Special Council investigation Robert Mueller, and assessments of the American smart community, established Russia’s hand in hacking and leaking emails related to the former Secretary of State’s presidential campaign Hillary Clinton in 2016. In 2016, U.S. news organizations, including CNN, reported the details of many of the hacked emails. Critics argued that by doing so, communication points helped hackers achieve their goal; media outlets argued that the materials were in the public interest.
The Russian government denied his involvement in the hacks.
If real journalists do not take the bait, the Internet allows the creation of fake journalists. In 2016, the GRU (Russian military intelligence) used a fake person named “Alice Donovan,” Special Counsel Robert Mueller’s investigation was found. It is believed that the same person has published articles on a popular independent American website.
And, while Kalugin’s KGB comrades had to recruit Americans to draw swastikas in synagogues, the Internet allows for a more sustained and heavier way of waving pots. In 2016, Russians posed as realistic American activists online, even recruiting Americans who don’t want to help organize protests and stunts in U.S. cities around the presidential election and issues of division as race. In a known case, Russian groups helped organize two opposing demonstrations to take place simultaneously in the same Texas location. Images resulting from events like these were used to spread even more covert online Russian campaigns.
Brush, spin, rinse, repeat. This playbook is not particularly difficult to emulate, and other groups are trying.
In fact, the 1983 CNN report included details about how the audio of an alleged call between then-President Ronald Reagan and British Prime Minister Margaret Thatcher was, according to the U.S. government, the work of the Soviets. The report showed how Reagan’s audio had been cut from other places and spliced to make the forged tape sound.

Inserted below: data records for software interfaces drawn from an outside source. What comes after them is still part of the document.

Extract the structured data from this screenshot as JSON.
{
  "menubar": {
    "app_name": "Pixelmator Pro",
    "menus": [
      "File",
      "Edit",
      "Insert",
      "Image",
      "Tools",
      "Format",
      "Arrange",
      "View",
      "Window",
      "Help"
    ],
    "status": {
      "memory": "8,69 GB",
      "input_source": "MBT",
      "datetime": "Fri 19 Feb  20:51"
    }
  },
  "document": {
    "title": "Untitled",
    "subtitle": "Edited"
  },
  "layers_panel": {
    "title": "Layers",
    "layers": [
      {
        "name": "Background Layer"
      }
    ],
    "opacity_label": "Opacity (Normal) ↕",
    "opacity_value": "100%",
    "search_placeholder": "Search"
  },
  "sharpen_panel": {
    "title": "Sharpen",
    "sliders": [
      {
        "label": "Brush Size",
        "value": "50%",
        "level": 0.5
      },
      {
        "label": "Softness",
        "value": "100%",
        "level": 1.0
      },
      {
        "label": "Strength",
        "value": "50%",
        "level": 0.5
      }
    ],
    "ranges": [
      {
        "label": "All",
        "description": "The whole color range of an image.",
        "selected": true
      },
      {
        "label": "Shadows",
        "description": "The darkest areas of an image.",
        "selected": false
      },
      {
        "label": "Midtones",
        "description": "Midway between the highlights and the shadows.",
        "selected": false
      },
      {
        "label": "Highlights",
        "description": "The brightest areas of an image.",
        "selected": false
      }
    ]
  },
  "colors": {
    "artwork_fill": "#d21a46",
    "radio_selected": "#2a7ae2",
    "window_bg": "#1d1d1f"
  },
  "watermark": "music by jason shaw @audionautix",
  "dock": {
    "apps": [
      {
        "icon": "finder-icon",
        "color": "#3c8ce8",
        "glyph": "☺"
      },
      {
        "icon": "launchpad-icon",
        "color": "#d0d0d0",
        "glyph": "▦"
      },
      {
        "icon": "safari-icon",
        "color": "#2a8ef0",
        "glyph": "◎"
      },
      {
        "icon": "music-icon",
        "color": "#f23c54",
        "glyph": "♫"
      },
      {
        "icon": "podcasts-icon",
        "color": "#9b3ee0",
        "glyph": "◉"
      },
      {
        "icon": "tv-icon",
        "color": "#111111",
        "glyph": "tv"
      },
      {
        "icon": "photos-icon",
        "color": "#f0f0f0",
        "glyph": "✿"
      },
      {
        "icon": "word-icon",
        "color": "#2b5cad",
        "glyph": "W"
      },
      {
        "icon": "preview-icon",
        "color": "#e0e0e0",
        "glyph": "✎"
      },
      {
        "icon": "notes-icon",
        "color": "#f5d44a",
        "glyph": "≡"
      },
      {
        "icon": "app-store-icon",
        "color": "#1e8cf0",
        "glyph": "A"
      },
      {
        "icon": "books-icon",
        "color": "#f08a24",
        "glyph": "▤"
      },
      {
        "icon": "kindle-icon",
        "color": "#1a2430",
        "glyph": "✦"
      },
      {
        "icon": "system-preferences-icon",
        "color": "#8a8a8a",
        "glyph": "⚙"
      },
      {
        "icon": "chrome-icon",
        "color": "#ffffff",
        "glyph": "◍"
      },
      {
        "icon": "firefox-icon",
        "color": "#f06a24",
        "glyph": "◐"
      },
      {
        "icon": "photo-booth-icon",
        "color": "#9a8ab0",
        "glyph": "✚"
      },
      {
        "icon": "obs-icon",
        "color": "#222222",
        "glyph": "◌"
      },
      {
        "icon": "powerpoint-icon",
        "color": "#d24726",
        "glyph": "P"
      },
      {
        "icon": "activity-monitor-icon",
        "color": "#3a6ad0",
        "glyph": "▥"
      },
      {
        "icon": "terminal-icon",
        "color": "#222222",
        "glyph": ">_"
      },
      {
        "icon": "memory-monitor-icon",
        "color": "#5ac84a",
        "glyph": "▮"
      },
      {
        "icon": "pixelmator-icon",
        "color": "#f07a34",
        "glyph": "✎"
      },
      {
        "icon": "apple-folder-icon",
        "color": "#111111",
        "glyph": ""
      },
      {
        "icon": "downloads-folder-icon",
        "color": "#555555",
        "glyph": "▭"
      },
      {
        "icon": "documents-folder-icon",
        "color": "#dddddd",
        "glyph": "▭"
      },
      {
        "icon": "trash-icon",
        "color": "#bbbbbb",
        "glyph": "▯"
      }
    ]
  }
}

But the following year, the British newspaper The Observer reported that Crass, a British punk rock band, had claimed responsibility for the tape.
In the black world of deception, misinformation about misinformation is not unusual.
At the height of this summer’s national protests over racial inequality in the United States, a Twitter account claiming to be Antifa, far-left activists, called for violence on the streets of America. President Donald Trump’s son Donald Trump Jr. kept the account to support Antifa which is dangerous.
Later it appeared the account was not run by Antifa, but white supremacists apparently sought to sow chaos, as the Russians had long done.
These efforts essentially follow a long history of misinformation that goes back much further than many people may realize, according to Thomas Rid, a professor of strategic studies at Johns Hopkins University.
Rid, who detailed the history of misinformation in his book “Active Measures,” told CNN that institutions have spent centuries on disinformation campaigns and that many of the deceptive tactics used by the KGB and now used online they preceded the Soviet Union.
He warned that there is currently a culture of mistrust in the main institutions: main conditions for spreading misinformation. Along with technological developments that facilitate the creation and dissemination of forged documents and fake news, it is almost, he said, a “perfect storm”.